Concurrency is the art of managing multiple tasks in overlapping time periods, creating the illusion that they are all progressing simultaneously. The key phrase here is "creating the illusion that they are all progressing simultaneously." Concurrency doesn't necessarily mean that these tasks are running simultaneously or in parallel. Instead, it focuses on efficiently managing and scheduling tasks so that they can make progress independently without waiting for each other.

Multithreading involves the literal use of multiple threads. These threads can make progress without waiting for other threads to complete their tasks. Even in a single-core machine, multithreading is typically achieved through rapid context switching, where the CPU scheduler switches between different threads, giving each a time slice for execution. This allows the appearance of concurrent execution, even though only one thread is executing at any given moment. So, multithreading is a type of concurrency.

Asynchronous programming pertains to handling time-consuming operations, especially those involving I/O (Input/Output) tasks, without blocking the main thread of execution. It permits a program to initiate a task and then continue executing other tasks without waiting for the initiated task to complete. When the initiated task finishes, a callback or event signals its completion, enabling the program to respond accordingly. In the context of GUI applications, asynchronous programming ensures responsiveness by freeing up the UI thread. In server-side applications, it fosters scalability by freeing up request threads. Asynchronous programming is a form of concurrency.
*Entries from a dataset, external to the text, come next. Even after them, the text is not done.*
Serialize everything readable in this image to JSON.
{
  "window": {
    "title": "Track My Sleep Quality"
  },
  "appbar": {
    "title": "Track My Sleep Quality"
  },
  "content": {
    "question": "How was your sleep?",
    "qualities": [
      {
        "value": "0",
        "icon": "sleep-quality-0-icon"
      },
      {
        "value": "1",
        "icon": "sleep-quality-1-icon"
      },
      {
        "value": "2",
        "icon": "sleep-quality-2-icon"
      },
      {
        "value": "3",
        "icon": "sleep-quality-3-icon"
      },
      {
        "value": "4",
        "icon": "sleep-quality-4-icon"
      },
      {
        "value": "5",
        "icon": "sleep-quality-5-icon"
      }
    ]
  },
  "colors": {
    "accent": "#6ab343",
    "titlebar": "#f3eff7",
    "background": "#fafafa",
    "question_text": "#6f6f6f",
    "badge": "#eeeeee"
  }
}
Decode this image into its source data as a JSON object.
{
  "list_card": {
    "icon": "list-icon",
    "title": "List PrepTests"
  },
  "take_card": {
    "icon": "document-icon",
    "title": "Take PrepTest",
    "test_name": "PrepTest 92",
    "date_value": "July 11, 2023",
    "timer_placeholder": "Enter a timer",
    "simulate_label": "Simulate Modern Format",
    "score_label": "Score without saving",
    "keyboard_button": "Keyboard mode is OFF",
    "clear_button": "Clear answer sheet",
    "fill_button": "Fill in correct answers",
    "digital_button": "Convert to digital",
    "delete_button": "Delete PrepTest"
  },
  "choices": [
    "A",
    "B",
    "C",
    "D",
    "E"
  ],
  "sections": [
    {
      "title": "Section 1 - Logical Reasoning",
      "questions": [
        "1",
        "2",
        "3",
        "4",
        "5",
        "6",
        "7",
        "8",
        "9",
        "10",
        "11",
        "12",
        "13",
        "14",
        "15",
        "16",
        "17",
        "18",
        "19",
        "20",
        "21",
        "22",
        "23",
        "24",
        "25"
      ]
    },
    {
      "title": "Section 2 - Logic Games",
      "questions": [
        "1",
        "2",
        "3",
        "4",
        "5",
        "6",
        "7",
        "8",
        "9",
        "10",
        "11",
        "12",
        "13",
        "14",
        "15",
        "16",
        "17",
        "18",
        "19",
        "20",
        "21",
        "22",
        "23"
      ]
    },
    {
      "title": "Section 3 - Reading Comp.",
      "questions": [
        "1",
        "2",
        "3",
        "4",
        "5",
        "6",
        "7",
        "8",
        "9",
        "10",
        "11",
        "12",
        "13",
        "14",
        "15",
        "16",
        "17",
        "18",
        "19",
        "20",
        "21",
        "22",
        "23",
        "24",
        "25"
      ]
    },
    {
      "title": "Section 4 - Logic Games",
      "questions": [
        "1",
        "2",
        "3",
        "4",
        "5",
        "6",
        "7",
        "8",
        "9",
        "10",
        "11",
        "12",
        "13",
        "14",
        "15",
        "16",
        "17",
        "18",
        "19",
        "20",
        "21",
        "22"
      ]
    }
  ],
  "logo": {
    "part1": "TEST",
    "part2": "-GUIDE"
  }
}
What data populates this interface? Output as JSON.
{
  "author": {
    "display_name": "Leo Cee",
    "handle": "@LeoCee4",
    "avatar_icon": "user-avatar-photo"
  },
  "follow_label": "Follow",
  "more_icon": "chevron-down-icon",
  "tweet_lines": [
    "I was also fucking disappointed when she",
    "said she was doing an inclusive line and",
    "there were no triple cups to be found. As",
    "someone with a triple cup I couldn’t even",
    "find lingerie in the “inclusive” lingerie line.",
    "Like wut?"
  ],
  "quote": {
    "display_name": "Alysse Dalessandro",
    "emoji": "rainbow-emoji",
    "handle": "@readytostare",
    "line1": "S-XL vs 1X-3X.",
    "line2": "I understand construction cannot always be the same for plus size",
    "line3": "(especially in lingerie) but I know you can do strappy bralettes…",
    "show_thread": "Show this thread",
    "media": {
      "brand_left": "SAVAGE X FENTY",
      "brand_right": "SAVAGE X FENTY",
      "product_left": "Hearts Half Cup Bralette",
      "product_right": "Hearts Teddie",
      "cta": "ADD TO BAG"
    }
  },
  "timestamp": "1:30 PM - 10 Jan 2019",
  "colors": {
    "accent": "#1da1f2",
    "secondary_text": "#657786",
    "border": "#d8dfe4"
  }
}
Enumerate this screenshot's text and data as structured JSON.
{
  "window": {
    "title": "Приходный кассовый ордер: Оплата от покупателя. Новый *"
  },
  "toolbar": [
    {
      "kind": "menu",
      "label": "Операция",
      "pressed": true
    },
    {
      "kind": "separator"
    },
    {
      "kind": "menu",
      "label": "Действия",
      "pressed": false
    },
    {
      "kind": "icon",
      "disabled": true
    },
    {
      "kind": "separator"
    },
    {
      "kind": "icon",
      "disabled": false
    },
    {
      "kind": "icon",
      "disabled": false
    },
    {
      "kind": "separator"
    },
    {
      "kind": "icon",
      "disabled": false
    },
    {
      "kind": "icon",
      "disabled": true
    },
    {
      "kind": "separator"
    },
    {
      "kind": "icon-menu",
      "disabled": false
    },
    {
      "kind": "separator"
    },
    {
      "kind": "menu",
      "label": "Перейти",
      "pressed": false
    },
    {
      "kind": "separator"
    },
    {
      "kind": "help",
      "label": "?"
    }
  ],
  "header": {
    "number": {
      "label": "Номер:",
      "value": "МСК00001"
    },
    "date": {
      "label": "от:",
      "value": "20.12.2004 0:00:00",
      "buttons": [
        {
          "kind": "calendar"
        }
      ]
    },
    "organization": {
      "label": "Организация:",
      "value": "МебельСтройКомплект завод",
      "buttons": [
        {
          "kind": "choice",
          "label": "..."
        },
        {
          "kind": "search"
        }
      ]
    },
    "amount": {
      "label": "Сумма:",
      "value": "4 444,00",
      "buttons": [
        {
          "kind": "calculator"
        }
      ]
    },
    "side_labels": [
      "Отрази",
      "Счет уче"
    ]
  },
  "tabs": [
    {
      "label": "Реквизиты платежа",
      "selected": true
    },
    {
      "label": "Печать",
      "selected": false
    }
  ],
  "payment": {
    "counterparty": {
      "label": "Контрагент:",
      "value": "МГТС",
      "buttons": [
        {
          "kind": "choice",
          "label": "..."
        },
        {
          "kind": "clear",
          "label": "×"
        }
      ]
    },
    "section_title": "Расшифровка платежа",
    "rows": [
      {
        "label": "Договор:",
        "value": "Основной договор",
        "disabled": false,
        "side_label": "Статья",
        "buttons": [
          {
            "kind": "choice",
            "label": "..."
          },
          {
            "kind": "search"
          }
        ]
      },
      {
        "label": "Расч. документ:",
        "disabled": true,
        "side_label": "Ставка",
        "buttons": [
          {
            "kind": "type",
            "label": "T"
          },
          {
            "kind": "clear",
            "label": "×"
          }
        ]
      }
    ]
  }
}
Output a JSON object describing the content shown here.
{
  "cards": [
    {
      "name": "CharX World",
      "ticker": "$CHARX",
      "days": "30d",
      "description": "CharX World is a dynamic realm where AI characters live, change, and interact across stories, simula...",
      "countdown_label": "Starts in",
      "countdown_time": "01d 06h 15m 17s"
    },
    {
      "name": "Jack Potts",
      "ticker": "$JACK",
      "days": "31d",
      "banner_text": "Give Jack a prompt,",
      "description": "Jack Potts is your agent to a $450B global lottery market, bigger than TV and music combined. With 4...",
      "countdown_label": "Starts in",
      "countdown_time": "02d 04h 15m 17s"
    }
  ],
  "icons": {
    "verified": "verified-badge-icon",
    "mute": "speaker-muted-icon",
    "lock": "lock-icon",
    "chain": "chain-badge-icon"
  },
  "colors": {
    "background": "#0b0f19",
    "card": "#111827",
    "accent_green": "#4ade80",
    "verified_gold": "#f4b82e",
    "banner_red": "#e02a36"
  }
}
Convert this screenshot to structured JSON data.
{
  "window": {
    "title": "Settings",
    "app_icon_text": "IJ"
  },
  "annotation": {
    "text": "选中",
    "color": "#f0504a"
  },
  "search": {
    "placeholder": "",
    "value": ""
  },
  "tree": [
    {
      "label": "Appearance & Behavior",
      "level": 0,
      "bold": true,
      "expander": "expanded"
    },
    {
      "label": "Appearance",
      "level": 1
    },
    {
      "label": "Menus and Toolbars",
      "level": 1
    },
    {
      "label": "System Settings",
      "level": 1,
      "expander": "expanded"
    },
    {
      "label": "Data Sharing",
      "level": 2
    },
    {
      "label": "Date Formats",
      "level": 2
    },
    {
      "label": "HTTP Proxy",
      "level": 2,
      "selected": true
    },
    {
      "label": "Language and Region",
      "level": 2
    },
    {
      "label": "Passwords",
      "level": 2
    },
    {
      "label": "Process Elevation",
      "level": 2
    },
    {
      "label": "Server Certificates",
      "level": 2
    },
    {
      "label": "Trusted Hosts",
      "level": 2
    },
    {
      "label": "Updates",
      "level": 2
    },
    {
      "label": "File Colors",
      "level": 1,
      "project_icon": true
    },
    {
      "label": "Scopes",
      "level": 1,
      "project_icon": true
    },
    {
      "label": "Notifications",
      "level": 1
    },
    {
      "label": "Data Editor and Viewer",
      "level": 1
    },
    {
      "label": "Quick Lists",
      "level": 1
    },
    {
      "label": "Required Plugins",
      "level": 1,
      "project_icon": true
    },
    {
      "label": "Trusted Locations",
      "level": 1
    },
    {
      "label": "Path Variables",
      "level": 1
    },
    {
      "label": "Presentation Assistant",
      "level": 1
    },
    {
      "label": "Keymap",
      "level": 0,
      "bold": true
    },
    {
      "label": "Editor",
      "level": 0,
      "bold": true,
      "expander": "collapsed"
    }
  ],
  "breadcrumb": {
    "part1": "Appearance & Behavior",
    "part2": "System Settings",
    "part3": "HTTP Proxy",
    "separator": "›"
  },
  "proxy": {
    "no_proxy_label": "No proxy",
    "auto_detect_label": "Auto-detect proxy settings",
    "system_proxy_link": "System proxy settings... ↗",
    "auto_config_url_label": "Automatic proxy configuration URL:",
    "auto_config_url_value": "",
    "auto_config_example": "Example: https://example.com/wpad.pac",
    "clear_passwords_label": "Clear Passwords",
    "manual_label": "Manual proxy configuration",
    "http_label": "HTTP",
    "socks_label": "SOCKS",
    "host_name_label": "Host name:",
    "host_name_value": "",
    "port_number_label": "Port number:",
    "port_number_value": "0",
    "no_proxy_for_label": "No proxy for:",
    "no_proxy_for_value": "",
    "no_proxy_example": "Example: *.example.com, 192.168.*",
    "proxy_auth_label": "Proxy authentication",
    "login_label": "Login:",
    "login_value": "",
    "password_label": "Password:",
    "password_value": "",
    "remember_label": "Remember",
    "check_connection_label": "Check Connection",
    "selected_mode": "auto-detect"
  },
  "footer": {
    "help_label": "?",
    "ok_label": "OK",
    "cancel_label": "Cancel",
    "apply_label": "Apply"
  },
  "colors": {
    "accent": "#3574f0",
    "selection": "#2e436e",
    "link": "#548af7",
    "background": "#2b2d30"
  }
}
Parallelism involves dividing the work among multiple threads, each capable of running independently on a different core in a multi-core system.